- YOUR TASK
Show each line of the data below in which "связи" occurs.

- DATASET EXTRACT
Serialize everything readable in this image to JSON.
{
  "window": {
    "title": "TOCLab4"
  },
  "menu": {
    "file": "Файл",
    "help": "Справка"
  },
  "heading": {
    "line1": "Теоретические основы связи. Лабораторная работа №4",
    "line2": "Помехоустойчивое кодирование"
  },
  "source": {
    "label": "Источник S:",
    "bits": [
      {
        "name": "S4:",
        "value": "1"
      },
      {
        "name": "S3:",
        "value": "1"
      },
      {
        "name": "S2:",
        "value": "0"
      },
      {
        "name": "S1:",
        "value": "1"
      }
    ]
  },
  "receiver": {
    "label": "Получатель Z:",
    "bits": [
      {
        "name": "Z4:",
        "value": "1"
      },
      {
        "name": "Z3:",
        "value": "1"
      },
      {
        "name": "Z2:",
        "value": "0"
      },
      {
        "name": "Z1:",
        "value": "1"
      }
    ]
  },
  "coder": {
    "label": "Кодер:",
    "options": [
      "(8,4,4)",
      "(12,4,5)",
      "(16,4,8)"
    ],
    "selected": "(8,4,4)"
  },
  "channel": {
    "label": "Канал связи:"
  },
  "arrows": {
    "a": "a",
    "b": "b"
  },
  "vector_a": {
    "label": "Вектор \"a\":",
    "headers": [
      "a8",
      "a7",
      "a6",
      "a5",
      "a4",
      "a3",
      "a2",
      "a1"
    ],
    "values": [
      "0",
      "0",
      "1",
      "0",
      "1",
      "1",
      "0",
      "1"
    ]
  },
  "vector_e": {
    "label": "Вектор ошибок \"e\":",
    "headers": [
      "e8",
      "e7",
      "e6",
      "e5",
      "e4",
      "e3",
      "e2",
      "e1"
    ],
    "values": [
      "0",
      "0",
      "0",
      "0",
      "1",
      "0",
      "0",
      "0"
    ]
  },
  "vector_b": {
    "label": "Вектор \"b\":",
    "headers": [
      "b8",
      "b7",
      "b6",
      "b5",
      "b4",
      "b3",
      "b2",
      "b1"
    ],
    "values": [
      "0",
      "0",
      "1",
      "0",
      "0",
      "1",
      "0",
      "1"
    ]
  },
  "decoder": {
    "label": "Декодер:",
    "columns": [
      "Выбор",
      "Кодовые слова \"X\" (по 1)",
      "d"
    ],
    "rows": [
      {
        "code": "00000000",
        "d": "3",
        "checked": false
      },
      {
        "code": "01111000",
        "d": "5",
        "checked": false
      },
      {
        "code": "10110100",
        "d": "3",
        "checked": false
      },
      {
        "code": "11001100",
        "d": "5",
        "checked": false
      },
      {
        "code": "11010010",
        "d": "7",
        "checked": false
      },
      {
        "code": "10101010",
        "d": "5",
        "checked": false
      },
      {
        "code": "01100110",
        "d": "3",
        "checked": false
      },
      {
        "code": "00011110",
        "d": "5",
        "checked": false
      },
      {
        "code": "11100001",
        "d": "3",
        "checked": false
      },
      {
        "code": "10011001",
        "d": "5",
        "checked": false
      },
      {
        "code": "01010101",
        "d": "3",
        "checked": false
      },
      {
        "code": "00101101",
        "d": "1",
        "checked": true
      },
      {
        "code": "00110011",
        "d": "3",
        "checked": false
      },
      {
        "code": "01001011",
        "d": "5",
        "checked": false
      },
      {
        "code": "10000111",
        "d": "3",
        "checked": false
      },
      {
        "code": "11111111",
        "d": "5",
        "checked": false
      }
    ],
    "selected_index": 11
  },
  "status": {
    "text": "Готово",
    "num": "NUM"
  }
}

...

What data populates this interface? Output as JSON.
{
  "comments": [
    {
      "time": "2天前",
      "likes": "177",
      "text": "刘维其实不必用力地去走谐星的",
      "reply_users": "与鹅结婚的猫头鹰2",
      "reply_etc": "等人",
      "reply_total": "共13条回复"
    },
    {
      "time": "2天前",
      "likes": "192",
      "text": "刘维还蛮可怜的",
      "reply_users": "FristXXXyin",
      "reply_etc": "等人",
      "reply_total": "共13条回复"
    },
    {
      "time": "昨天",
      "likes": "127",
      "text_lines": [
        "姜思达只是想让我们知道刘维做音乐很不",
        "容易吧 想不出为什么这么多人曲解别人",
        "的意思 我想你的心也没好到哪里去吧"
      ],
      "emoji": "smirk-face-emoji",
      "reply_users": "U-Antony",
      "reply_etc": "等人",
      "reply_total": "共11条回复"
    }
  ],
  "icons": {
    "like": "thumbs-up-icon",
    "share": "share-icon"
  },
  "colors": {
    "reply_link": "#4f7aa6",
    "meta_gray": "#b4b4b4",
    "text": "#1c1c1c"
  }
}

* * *

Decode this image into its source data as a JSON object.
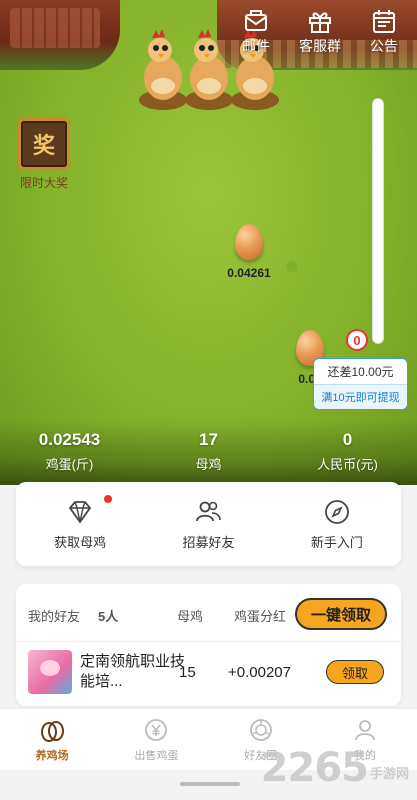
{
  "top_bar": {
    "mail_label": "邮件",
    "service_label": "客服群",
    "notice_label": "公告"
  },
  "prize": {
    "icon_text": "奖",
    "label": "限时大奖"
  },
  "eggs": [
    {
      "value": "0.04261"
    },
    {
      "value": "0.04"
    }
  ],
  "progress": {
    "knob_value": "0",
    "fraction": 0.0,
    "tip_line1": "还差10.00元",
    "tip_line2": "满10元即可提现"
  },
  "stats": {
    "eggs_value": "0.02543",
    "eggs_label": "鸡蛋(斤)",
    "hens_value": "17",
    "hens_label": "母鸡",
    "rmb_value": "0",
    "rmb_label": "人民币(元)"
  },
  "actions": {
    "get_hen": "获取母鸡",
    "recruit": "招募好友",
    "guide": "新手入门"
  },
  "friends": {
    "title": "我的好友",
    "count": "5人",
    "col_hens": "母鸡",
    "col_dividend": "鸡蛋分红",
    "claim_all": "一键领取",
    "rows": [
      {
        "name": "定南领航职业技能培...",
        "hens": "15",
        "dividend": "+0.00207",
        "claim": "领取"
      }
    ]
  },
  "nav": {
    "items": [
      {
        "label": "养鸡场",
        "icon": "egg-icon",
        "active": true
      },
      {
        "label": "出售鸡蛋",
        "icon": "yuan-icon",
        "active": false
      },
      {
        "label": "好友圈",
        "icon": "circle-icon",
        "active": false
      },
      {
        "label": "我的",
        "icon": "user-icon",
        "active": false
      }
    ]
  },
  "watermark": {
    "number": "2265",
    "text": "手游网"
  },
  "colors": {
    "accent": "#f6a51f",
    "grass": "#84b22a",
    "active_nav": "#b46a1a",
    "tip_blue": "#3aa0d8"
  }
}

- EXERCISE SOLUTION
    "line1": "Теоретические основы связи. Лабораторная работа №4",
    "label": "Канал связи:"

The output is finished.